In the men’s quarterfinals, No. 22 Alexander Zverev beat Tomas Martin Etcheverry 6-4, 3-6, 6-3, 6-4 to reach the French Open semifinals for the third consecutive year. At that stage in 2021, Zverev lost to Stefanos Tsitsipas in five sets; in 2022, Zverev tore ligaments in his right ankle during a fall late in the second set against Rafael Nadal.
Last season, Ruud was the runner-up to Nadal in Paris and to Alcaraz at the U.S. Open. Ruud topped Rune in a contentious quarterfinal at the French Open in 2022, but this one was notable for how one-sided it was for the first hour or so. Rune kept making mistake after mistake — seven double-faults and 30 unforced errors in all across the first two sets alone — and, while he straightened things out eventually, it was Ruud who regained control early in the fourth set.
Haddad Maia advanced by coming back for a 3-6, 7-6 (5), 6-1 victory over No. 7 Ons Jabeur, a two-time major runner-up in 2022.
Haddad Maia is a 27-year-old left-hander who was given a 10-month suspension after failing a doping test in 2019. She arrived in Paris with a 7-11 record at majors, never winning so much as one second-round match, until this 5-0 run.
“One of my qualities,” Haddad Maia said, “is that I wait and I’m very patient and I never give up.”
Before even knowing she would face Swiatek, Gauff spoke about hoping for that opportunity. She insisted she wanted another shot at Swiatek, who has topped the rankings for more than a year.
Gauff tried some new tactics, with a measure of success early, looping high-arcing, high-bouncing shots, instead of her standard big hitting.
“I didn’t win, so it didn’t work, but I think on certain points it did,” Gauff said. “But, yeah, I have to figure something out.”
This one was even early, at 4-4 in the first set, before Swiatek edged ahead. First she held, then she broke at love, smacking a cross-court forehand to own that set, then raising her right fist and shaking it.
Swiatek’s heavy-topspin forehand is probably her best shot. That also happens to be Gauff’s weaker side. A glance at the stats demonstrated the disparity: Swiatek finished with a 12-1 advantage in forehand winners.
After dusting herself off when she got hit by the ball in the second set — “Sometimes being in clay, it feels like you’re just out there doing dirty work,” Swiatek would say later — she lifted her play.
And it was Gauff, wearing a bandage on her right knee after scraping it in her previous match, who began having trouble with shot selection and execution.
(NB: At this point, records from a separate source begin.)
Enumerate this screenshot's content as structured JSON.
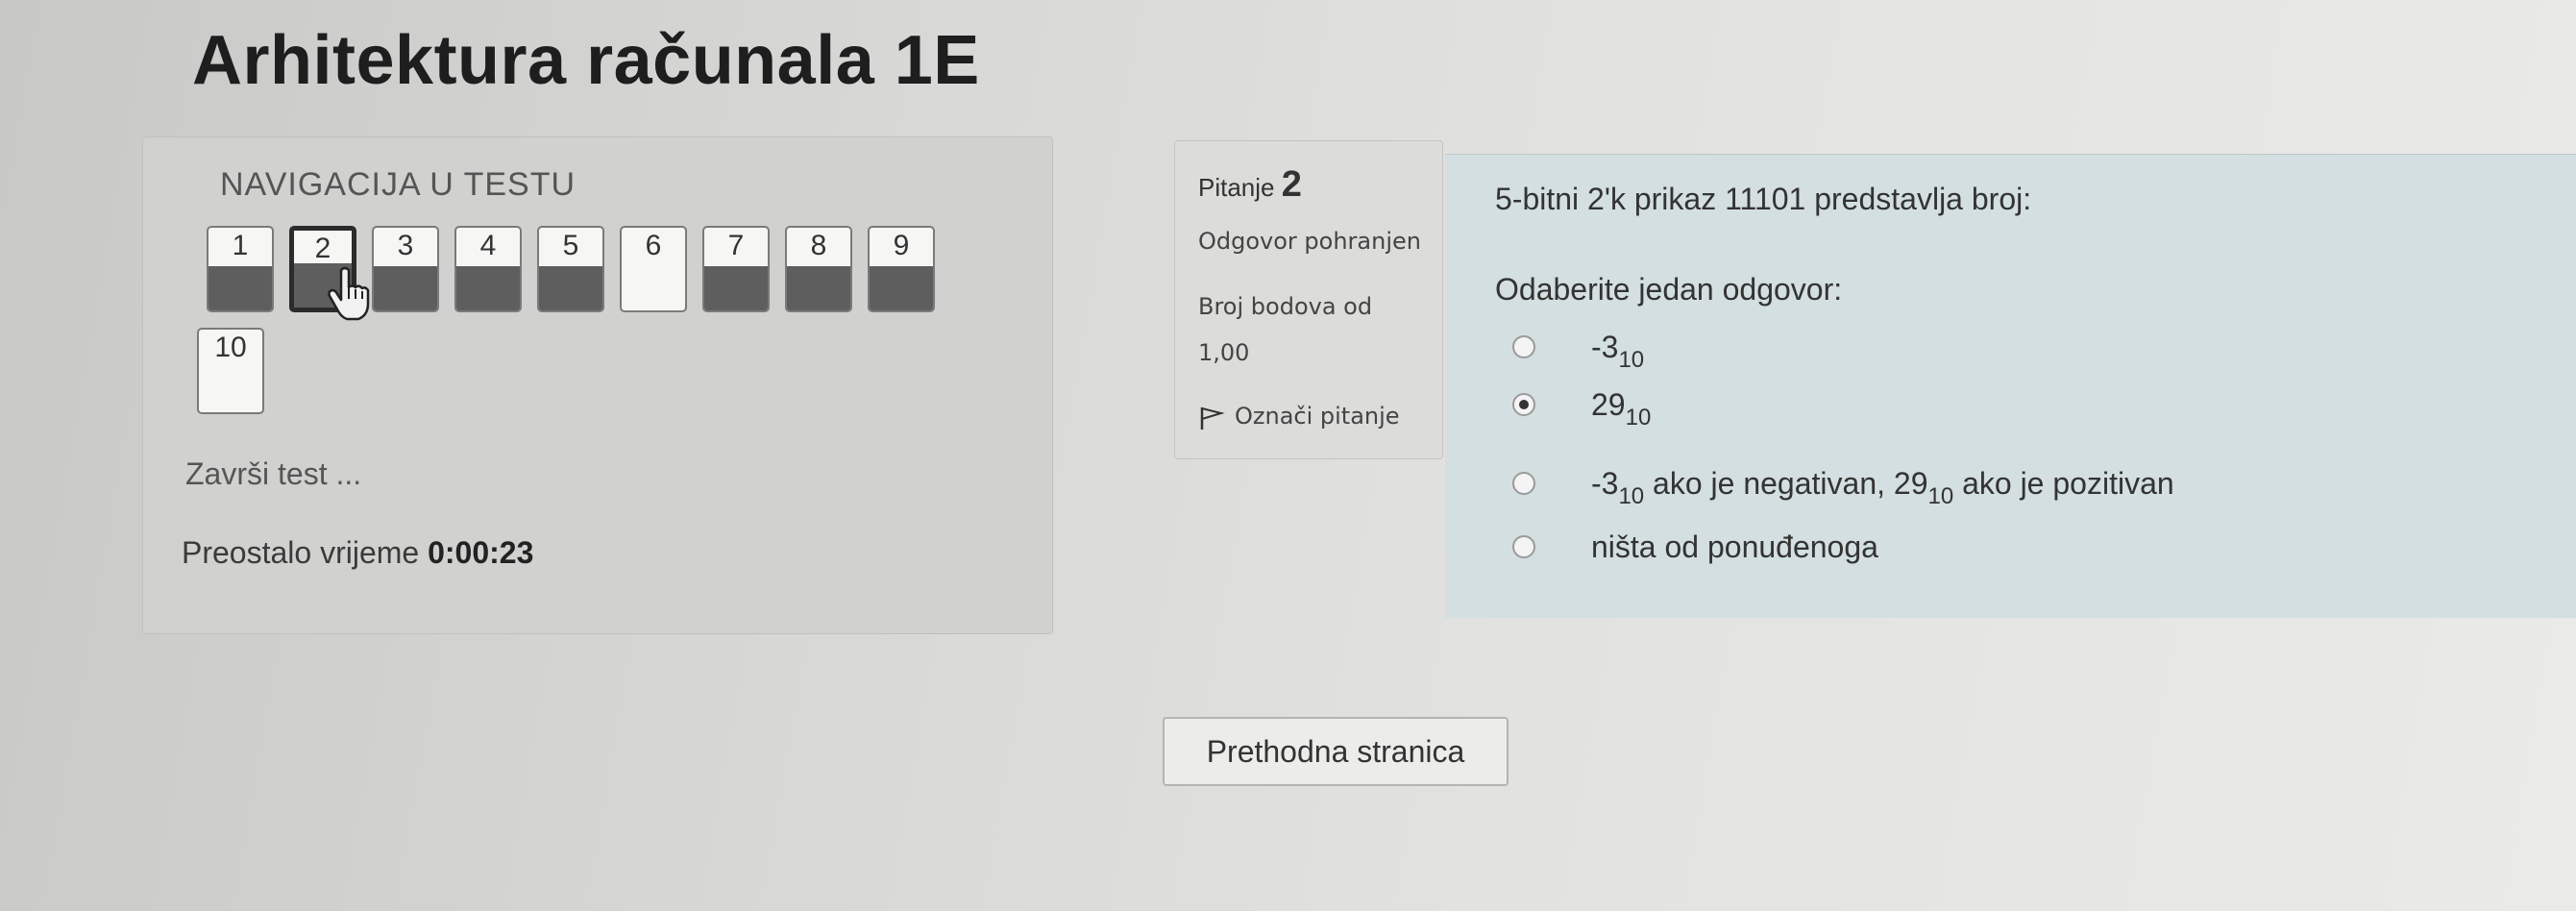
{
  "course": {
    "title": "Arhitektura računala 1E"
  },
  "navigation": {
    "heading": "NAVIGACIJA U TESTU",
    "questions": [
      {
        "label": "1",
        "answered": true,
        "current": false
      },
      {
        "label": "2",
        "answered": true,
        "current": true
      },
      {
        "label": "3",
        "answered": true,
        "current": false
      },
      {
        "label": "4",
        "answered": true,
        "current": false
      },
      {
        "label": "5",
        "answered": true,
        "current": false
      },
      {
        "label": "6",
        "answered": false,
        "current": false
      },
      {
        "label": "7",
        "answered": true,
        "current": false
      },
      {
        "label": "8",
        "answered": true,
        "current": false
      },
      {
        "label": "9",
        "answered": true,
        "current": false
      },
      {
        "label": "10",
        "answered": false,
        "current": false
      }
    ],
    "finish_link": "Završi test ...",
    "time_label": "Preostalo vrijeme",
    "time_value": "0:00:23"
  },
  "question_info": {
    "label": "Pitanje",
    "number": "2",
    "status": "Odgovor pohranjen",
    "points_label": "Broj bodova od",
    "points_value": "1,00",
    "flag_label": "Označi pitanje"
  },
  "question": {
    "text": "5-bitni 2'k prikaz 11101 predstavlja broj:",
    "prompt": "Odaberite jedan odgovor:",
    "options": [
      {
        "main": "-3",
        "sub": "10",
        "rest": "",
        "main2": "",
        "sub2": "",
        "rest2": "",
        "selected": false
      },
      {
        "main": "29",
        "sub": "10",
        "rest": "",
        "main2": "",
        "sub2": "",
        "rest2": "",
        "selected": true
      },
      {
        "main": "-3",
        "sub": "10",
        "rest": " ako je negativan, ",
        "main2": "29",
        "sub2": "10",
        "rest2": " ako je pozitivan",
        "selected": false
      },
      {
        "main": "ništa od ponuđenoga",
        "sub": "",
        "rest": "",
        "main2": "",
        "sub2": "",
        "rest2": "",
        "selected": false
      }
    ]
  },
  "footer": {
    "prev_button": "Prethodna stranica"
  }
}
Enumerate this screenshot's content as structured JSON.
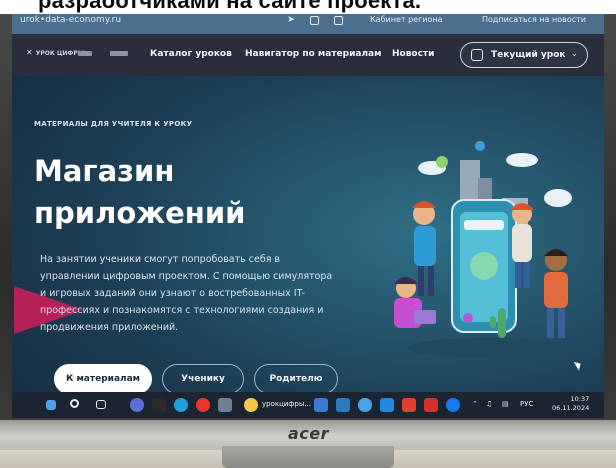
{
  "photo_caption": "разработчиками на сайте проекта.",
  "topbar": {
    "url": "urok•data-economy.ru",
    "cabinet_link": "Кабинет региона",
    "subscribe_link": "Подписаться на новости",
    "icons": [
      "telegram-icon",
      "vk-icon",
      "ok-icon"
    ]
  },
  "nav": {
    "logo": "УРОК ЦИФРЫ",
    "links": [
      "Каталог уроков",
      "Навигатор по материалам",
      "Новости"
    ],
    "current_lesson": "Текущий урок"
  },
  "hero": {
    "eyebrow": "МАТЕРИАЛЫ ДЛЯ УЧИТЕЛЯ К УРОКУ",
    "title_line1": "Магазин",
    "title_line2": "приложений",
    "description": "На занятии ученики смогут попробовать себя в управлении цифровым проектом. С помощью симулятора и игровых заданий они узнают о востребованных IT-профессиях и познакомятся с технологиями создания и продвижения приложений.",
    "buttons": [
      "К материалам",
      "Ученику",
      "Родителю"
    ]
  },
  "taskbar": {
    "app_label": "урокцифры...",
    "lang": "РУС",
    "time": "10:37",
    "date": "06.11.2024"
  },
  "monitor": {
    "brand": "acer"
  },
  "colors": {
    "hero_bg": "#1d3f55",
    "nav_bg": "#2a2e3c",
    "accent_pink": "#c81e5b",
    "topbar_bg": "#4d6f8e"
  }
}
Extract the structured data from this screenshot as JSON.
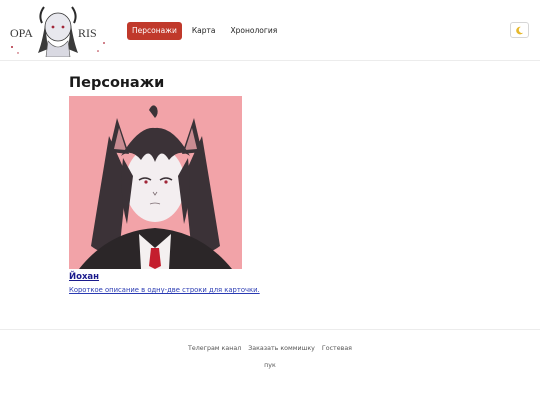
{
  "header": {
    "logo_text": "OPA IRIS",
    "nav": [
      {
        "label": "Персонажи",
        "active": true
      },
      {
        "label": "Карта",
        "active": false
      },
      {
        "label": "Хронология",
        "active": false
      }
    ],
    "theme_toggle_icon": "moon-icon"
  },
  "main": {
    "title": "Персонажи",
    "cards": [
      {
        "name": "Йохан",
        "description": "Короткое описание в одну-две строки для карточки.",
        "image_icon": "character-portrait"
      }
    ]
  },
  "footer": {
    "links": [
      "Телеграм канал",
      "Заказать коммишку",
      "Гостевая"
    ],
    "note": "пук"
  },
  "colors": {
    "accent": "#c0392b",
    "link": "#2a3bb3",
    "portrait_bg": "#f2a3a8"
  }
}
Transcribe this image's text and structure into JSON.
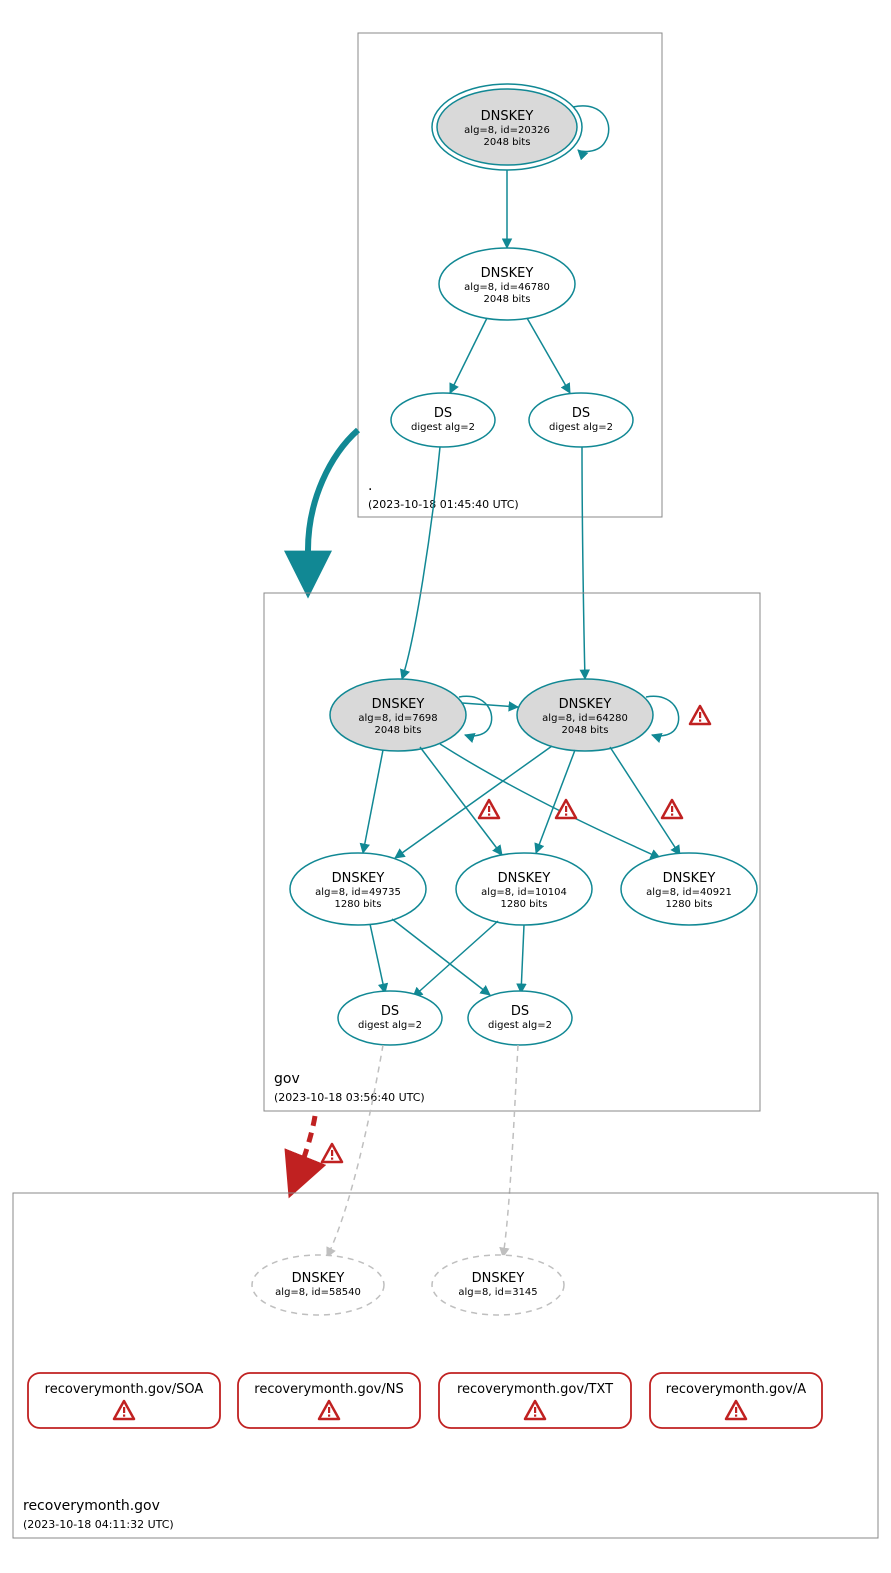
{
  "zones": {
    "root": {
      "label": ".",
      "timestamp": "(2023-10-18 01:45:40 UTC)"
    },
    "gov": {
      "label": "gov",
      "timestamp": "(2023-10-18 03:56:40 UTC)"
    },
    "recoverymonth": {
      "label": "recoverymonth.gov",
      "timestamp": "(2023-10-18 04:11:32 UTC)"
    }
  },
  "nodes": {
    "root_ksk": {
      "title": "DNSKEY",
      "line2": "alg=8, id=20326",
      "line3": "2048 bits"
    },
    "root_zsk": {
      "title": "DNSKEY",
      "line2": "alg=8, id=46780",
      "line3": "2048 bits"
    },
    "root_ds1": {
      "title": "DS",
      "line2": "digest alg=2"
    },
    "root_ds2": {
      "title": "DS",
      "line2": "digest alg=2"
    },
    "gov_k7698": {
      "title": "DNSKEY",
      "line2": "alg=8, id=7698",
      "line3": "2048 bits"
    },
    "gov_k64280": {
      "title": "DNSKEY",
      "line2": "alg=8, id=64280",
      "line3": "2048 bits"
    },
    "gov_k49735": {
      "title": "DNSKEY",
      "line2": "alg=8, id=49735",
      "line3": "1280 bits"
    },
    "gov_k10104": {
      "title": "DNSKEY",
      "line2": "alg=8, id=10104",
      "line3": "1280 bits"
    },
    "gov_k40921": {
      "title": "DNSKEY",
      "line2": "alg=8, id=40921",
      "line3": "1280 bits"
    },
    "gov_ds1": {
      "title": "DS",
      "line2": "digest alg=2"
    },
    "gov_ds2": {
      "title": "DS",
      "line2": "digest alg=2"
    },
    "rm_k58540": {
      "title": "DNSKEY",
      "line2": "alg=8, id=58540"
    },
    "rm_k3145": {
      "title": "DNSKEY",
      "line2": "alg=8, id=3145"
    }
  },
  "rr": {
    "soa": "recoverymonth.gov/SOA",
    "ns": "recoverymonth.gov/NS",
    "txt": "recoverymonth.gov/TXT",
    "a": "recoverymonth.gov/A"
  },
  "colors": {
    "teal": "#118894",
    "red": "#c02121",
    "gray": "#bfbfbf",
    "boxgray": "#888888",
    "fillgray": "#d9d9d9"
  }
}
By the end, Gauff had far more unforced errors, 23, than winners, 13.
Yet to drop a set in the tournament, Swiatek broke to go up 4-2 in the second with the help of a double-fault, and again in the last game with the help of another double-fault.
Gauff was told at her news conference that she didn’t seem quite as crestfallen as she appeared to be after a fourth-round loss at the Australian Open in January.
“I wouldn’t say I’m more at peace. To be honest, I’m still very frustrated, but I guess I’m trying not to show it as much,” Gauff said. “Yeah, I don’t want those pictures on the internet.”